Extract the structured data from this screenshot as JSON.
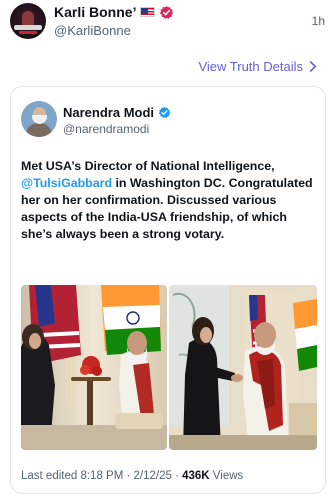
{
  "header": {
    "author_name": "Karli Bonne’",
    "author_handle": "@KarliBonne",
    "timestamp": "1h"
  },
  "view_truth_details": "View Truth Details",
  "quoted_post": {
    "author_name": "Narendra Modi",
    "author_handle": "@narendramodi",
    "text_before": "Met USA’s Director of National Intelligence, ",
    "mention": "@TulsiGabbard",
    "text_after": " in Washington DC. Congratulated her on her confirmation. Discussed various aspects of the India-USA friendship, of which she’s always been a strong votary.",
    "meta_prefix": "Last edited 8:18 PM · 2/12/25 · ",
    "views": "436K",
    "views_label": " Views"
  },
  "colors": {
    "link": "#6464d6",
    "mention": "#1d9bf0",
    "verified": "#1d9bf0",
    "flag_stripe": "#c8102e",
    "secondary_text": "#536471"
  },
  "icons": {
    "flag": "us-flag-icon",
    "verified_author": "verified-badge-icon",
    "verified_poster": "verified-badge-icon",
    "chevron": "chevron-right-icon"
  }
}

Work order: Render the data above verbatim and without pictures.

Written solution:
Extract the structured data from this screenshot as JSON.
{
  "header": {
    "author_name": "Karli Bonne’",
    "author_handle": "@KarliBonne",
    "timestamp": "1h"
  },
  "view_truth_details": "View Truth Details",
  "quoted_post": {
    "author_name": "Narendra Modi",
    "author_handle": "@narendramodi",
    "text_before": "Met USA’s Director of National Intelligence, ",
    "mention": "@TulsiGabbard",
    "text_after": " in Washington DC. Congratulated her on her confirmation. Discussed various aspects of the India-USA friendship, of which she’s always been a strong votary.",
    "meta_prefix": "Last edited 8:18 PM · 2/12/25 · ",
    "views": "436K",
    "views_label": " Views"
  },
  "colors": {
    "link": "#6464d6",
    "mention": "#1d9bf0",
    "verified": "#1d9bf0",
    "flag_stripe": "#c8102e",
    "secondary_text": "#536471"
  },
  "icons": {
    "flag": "us-flag-icon",
    "verified_author": "verified-badge-icon",
    "verified_poster": "verified-badge-icon",
    "chevron": "chevron-right-icon"
  }
}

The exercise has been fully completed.